Windows  |  Free Downloads




Using AutoText in Microsoft Word

What’s AutoText? It’s a way to insert or type the same thing over and over, but with fewer keystrokes. I suppose you could look at is as a macro, but Word gives you an easier way to create it.

Suppose you have a company by the name of Acme Explosives and Other Volatile Substances, Inc. Suppose your company name appears in the newsletter you create no less than ten times each month. Sick of typing it? You bet! On top of that, the boss insists that every time you put the company name in the newsletter, you have to bold it and make it blue!

AutoText can only be stored in templates. Don’t ask me why they didn’t make it so you can save it in a document.

Create an AutoText Entry

You can quickly and easily take care of that.

  1. Type the company name in a blank document.
  2. Format it to be bold and blue.
  3. Select it.
  4. Hit InsertàAutoTextàNew.
  5. Type aeovsi and hit Enter.
  6. Test it by deleting everything in the document and typing aeovsi, and hit Enter.

AutoText entries are saved, by default, in your file—Word’s global template. That means they’re set to work only on your machine. If you want the AutoText entries to “travel" with the template, then you must move it to the appropriate template.

Copy an AutoText Entry

Copy an AutoText entry from one template to another (remember, you can’t store them in regular documents, only in templates) by using the Organizer. The Organizer is another cool tool that is so obscure, nobody can find it, or they can’t figure out what it’s for.

Choose ToolsàMacroàMacros. Hit the Organizer button. Click on the AutoText tab.

You’ll note that both sides of the window have templates showing. You may need to close one of them, and open another.

Hit the Close button on one side. The Close File button will now say Open File. Open another template.

With your source template opened on one side and your destination template opened on the other, select and copy your AutoText entries over to the destination template.

Now, whoever you send the template to can use the AutoText entries when they create documents from that template. debuted on May 26, 2005. provides examples of Formulas, Functions and Visual Basic procedures for illustration only, without warranty either expressed or implied, including but not limited to the implied warranties of merchantability and/or fitness for a particular purpose.
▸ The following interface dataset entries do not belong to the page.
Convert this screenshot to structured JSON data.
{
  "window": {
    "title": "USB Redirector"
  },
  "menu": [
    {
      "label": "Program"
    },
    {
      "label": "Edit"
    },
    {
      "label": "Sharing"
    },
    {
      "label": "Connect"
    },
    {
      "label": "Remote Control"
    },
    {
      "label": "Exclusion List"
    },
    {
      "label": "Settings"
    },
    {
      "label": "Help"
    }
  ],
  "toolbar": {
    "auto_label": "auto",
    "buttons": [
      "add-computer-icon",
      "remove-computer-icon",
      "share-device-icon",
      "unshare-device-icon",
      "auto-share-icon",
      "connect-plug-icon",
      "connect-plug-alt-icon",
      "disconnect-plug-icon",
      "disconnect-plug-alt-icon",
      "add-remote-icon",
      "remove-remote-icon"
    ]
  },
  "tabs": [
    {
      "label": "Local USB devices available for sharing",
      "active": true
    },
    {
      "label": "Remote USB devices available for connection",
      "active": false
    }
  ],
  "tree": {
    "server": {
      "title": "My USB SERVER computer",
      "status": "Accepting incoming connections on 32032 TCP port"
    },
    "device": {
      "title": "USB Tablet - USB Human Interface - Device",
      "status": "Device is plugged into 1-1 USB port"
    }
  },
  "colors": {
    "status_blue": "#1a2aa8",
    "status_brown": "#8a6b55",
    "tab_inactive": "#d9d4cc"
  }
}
The Formulas, Functions and Visual Basic procedures on this web site are provided "as is" and we do not guarantee that they can be used in all situations.
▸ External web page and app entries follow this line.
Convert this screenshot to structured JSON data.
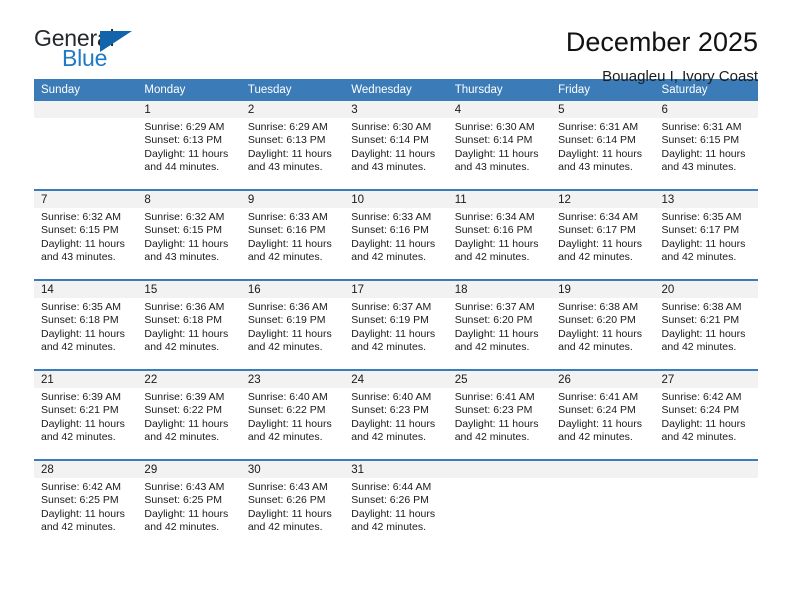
{
  "logo": {
    "primary_text": "General",
    "secondary_text": "Blue",
    "icon": "triangle-icon",
    "primary_color": "#24292b",
    "secondary_color": "#2079c4",
    "triangle_color": "#1464ab"
  },
  "header": {
    "title": "December 2025",
    "subtitle": "Bouagleu I, Ivory Coast"
  },
  "theme": {
    "header_row_bg": "#3b7cb8",
    "daynum_bg": "#f2f2f2",
    "cell_bg": "#ffffff",
    "text": "#1a1a1a"
  },
  "calendar": {
    "weekday_headers": [
      "Sunday",
      "Monday",
      "Tuesday",
      "Wednesday",
      "Thursday",
      "Friday",
      "Saturday"
    ],
    "weeks": [
      [
        {
          "day": "",
          "sunrise": "",
          "sunset": "",
          "daylight_1": "",
          "daylight_2": ""
        },
        {
          "day": "1",
          "sunrise": "Sunrise: 6:29 AM",
          "sunset": "Sunset: 6:13 PM",
          "daylight_1": "Daylight: 11 hours",
          "daylight_2": "and 44 minutes."
        },
        {
          "day": "2",
          "sunrise": "Sunrise: 6:29 AM",
          "sunset": "Sunset: 6:13 PM",
          "daylight_1": "Daylight: 11 hours",
          "daylight_2": "and 43 minutes."
        },
        {
          "day": "3",
          "sunrise": "Sunrise: 6:30 AM",
          "sunset": "Sunset: 6:14 PM",
          "daylight_1": "Daylight: 11 hours",
          "daylight_2": "and 43 minutes."
        },
        {
          "day": "4",
          "sunrise": "Sunrise: 6:30 AM",
          "sunset": "Sunset: 6:14 PM",
          "daylight_1": "Daylight: 11 hours",
          "daylight_2": "and 43 minutes."
        },
        {
          "day": "5",
          "sunrise": "Sunrise: 6:31 AM",
          "sunset": "Sunset: 6:14 PM",
          "daylight_1": "Daylight: 11 hours",
          "daylight_2": "and 43 minutes."
        },
        {
          "day": "6",
          "sunrise": "Sunrise: 6:31 AM",
          "sunset": "Sunset: 6:15 PM",
          "daylight_1": "Daylight: 11 hours",
          "daylight_2": "and 43 minutes."
        }
      ],
      [
        {
          "day": "7",
          "sunrise": "Sunrise: 6:32 AM",
          "sunset": "Sunset: 6:15 PM",
          "daylight_1": "Daylight: 11 hours",
          "daylight_2": "and 43 minutes."
        },
        {
          "day": "8",
          "sunrise": "Sunrise: 6:32 AM",
          "sunset": "Sunset: 6:15 PM",
          "daylight_1": "Daylight: 11 hours",
          "daylight_2": "and 43 minutes."
        },
        {
          "day": "9",
          "sunrise": "Sunrise: 6:33 AM",
          "sunset": "Sunset: 6:16 PM",
          "daylight_1": "Daylight: 11 hours",
          "daylight_2": "and 42 minutes."
        },
        {
          "day": "10",
          "sunrise": "Sunrise: 6:33 AM",
          "sunset": "Sunset: 6:16 PM",
          "daylight_1": "Daylight: 11 hours",
          "daylight_2": "and 42 minutes."
        },
        {
          "day": "11",
          "sunrise": "Sunrise: 6:34 AM",
          "sunset": "Sunset: 6:16 PM",
          "daylight_1": "Daylight: 11 hours",
          "daylight_2": "and 42 minutes."
        },
        {
          "day": "12",
          "sunrise": "Sunrise: 6:34 AM",
          "sunset": "Sunset: 6:17 PM",
          "daylight_1": "Daylight: 11 hours",
          "daylight_2": "and 42 minutes."
        },
        {
          "day": "13",
          "sunrise": "Sunrise: 6:35 AM",
          "sunset": "Sunset: 6:17 PM",
          "daylight_1": "Daylight: 11 hours",
          "daylight_2": "and 42 minutes."
        }
      ],
      [
        {
          "day": "14",
          "sunrise": "Sunrise: 6:35 AM",
          "sunset": "Sunset: 6:18 PM",
          "daylight_1": "Daylight: 11 hours",
          "daylight_2": "and 42 minutes."
        },
        {
          "day": "15",
          "sunrise": "Sunrise: 6:36 AM",
          "sunset": "Sunset: 6:18 PM",
          "daylight_1": "Daylight: 11 hours",
          "daylight_2": "and 42 minutes."
        },
        {
          "day": "16",
          "sunrise": "Sunrise: 6:36 AM",
          "sunset": "Sunset: 6:19 PM",
          "daylight_1": "Daylight: 11 hours",
          "daylight_2": "and 42 minutes."
        },
        {
          "day": "17",
          "sunrise": "Sunrise: 6:37 AM",
          "sunset": "Sunset: 6:19 PM",
          "daylight_1": "Daylight: 11 hours",
          "daylight_2": "and 42 minutes."
        },
        {
          "day": "18",
          "sunrise": "Sunrise: 6:37 AM",
          "sunset": "Sunset: 6:20 PM",
          "daylight_1": "Daylight: 11 hours",
          "daylight_2": "and 42 minutes."
        },
        {
          "day": "19",
          "sunrise": "Sunrise: 6:38 AM",
          "sunset": "Sunset: 6:20 PM",
          "daylight_1": "Daylight: 11 hours",
          "daylight_2": "and 42 minutes."
        },
        {
          "day": "20",
          "sunrise": "Sunrise: 6:38 AM",
          "sunset": "Sunset: 6:21 PM",
          "daylight_1": "Daylight: 11 hours",
          "daylight_2": "and 42 minutes."
        }
      ],
      [
        {
          "day": "21",
          "sunrise": "Sunrise: 6:39 AM",
          "sunset": "Sunset: 6:21 PM",
          "daylight_1": "Daylight: 11 hours",
          "daylight_2": "and 42 minutes."
        },
        {
          "day": "22",
          "sunrise": "Sunrise: 6:39 AM",
          "sunset": "Sunset: 6:22 PM",
          "daylight_1": "Daylight: 11 hours",
          "daylight_2": "and 42 minutes."
        },
        {
          "day": "23",
          "sunrise": "Sunrise: 6:40 AM",
          "sunset": "Sunset: 6:22 PM",
          "daylight_1": "Daylight: 11 hours",
          "daylight_2": "and 42 minutes."
        },
        {
          "day": "24",
          "sunrise": "Sunrise: 6:40 AM",
          "sunset": "Sunset: 6:23 PM",
          "daylight_1": "Daylight: 11 hours",
          "daylight_2": "and 42 minutes."
        },
        {
          "day": "25",
          "sunrise": "Sunrise: 6:41 AM",
          "sunset": "Sunset: 6:23 PM",
          "daylight_1": "Daylight: 11 hours",
          "daylight_2": "and 42 minutes."
        },
        {
          "day": "26",
          "sunrise": "Sunrise: 6:41 AM",
          "sunset": "Sunset: 6:24 PM",
          "daylight_1": "Daylight: 11 hours",
          "daylight_2": "and 42 minutes."
        },
        {
          "day": "27",
          "sunrise": "Sunrise: 6:42 AM",
          "sunset": "Sunset: 6:24 PM",
          "daylight_1": "Daylight: 11 hours",
          "daylight_2": "and 42 minutes."
        }
      ],
      [
        {
          "day": "28",
          "sunrise": "Sunrise: 6:42 AM",
          "sunset": "Sunset: 6:25 PM",
          "daylight_1": "Daylight: 11 hours",
          "daylight_2": "and 42 minutes."
        },
        {
          "day": "29",
          "sunrise": "Sunrise: 6:43 AM",
          "sunset": "Sunset: 6:25 PM",
          "daylight_1": "Daylight: 11 hours",
          "daylight_2": "and 42 minutes."
        },
        {
          "day": "30",
          "sunrise": "Sunrise: 6:43 AM",
          "sunset": "Sunset: 6:26 PM",
          "daylight_1": "Daylight: 11 hours",
          "daylight_2": "and 42 minutes."
        },
        {
          "day": "31",
          "sunrise": "Sunrise: 6:44 AM",
          "sunset": "Sunset: 6:26 PM",
          "daylight_1": "Daylight: 11 hours",
          "daylight_2": "and 42 minutes."
        },
        {
          "day": "",
          "sunrise": "",
          "sunset": "",
          "daylight_1": "",
          "daylight_2": ""
        },
        {
          "day": "",
          "sunrise": "",
          "sunset": "",
          "daylight_1": "",
          "daylight_2": ""
        },
        {
          "day": "",
          "sunrise": "",
          "sunset": "",
          "daylight_1": "",
          "daylight_2": ""
        }
      ]
    ]
  }
}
Access®, Excel®, FrontPage®, Outlook®, PowerPoint®, Word® are registered trademarks of the Microsoft Corporation.
MrExcel® TM is a registered trademark of Tickling Keys, Inc.

All contents © 1998-2014 by MrExcel Consulting | All rights reserved

privacy policy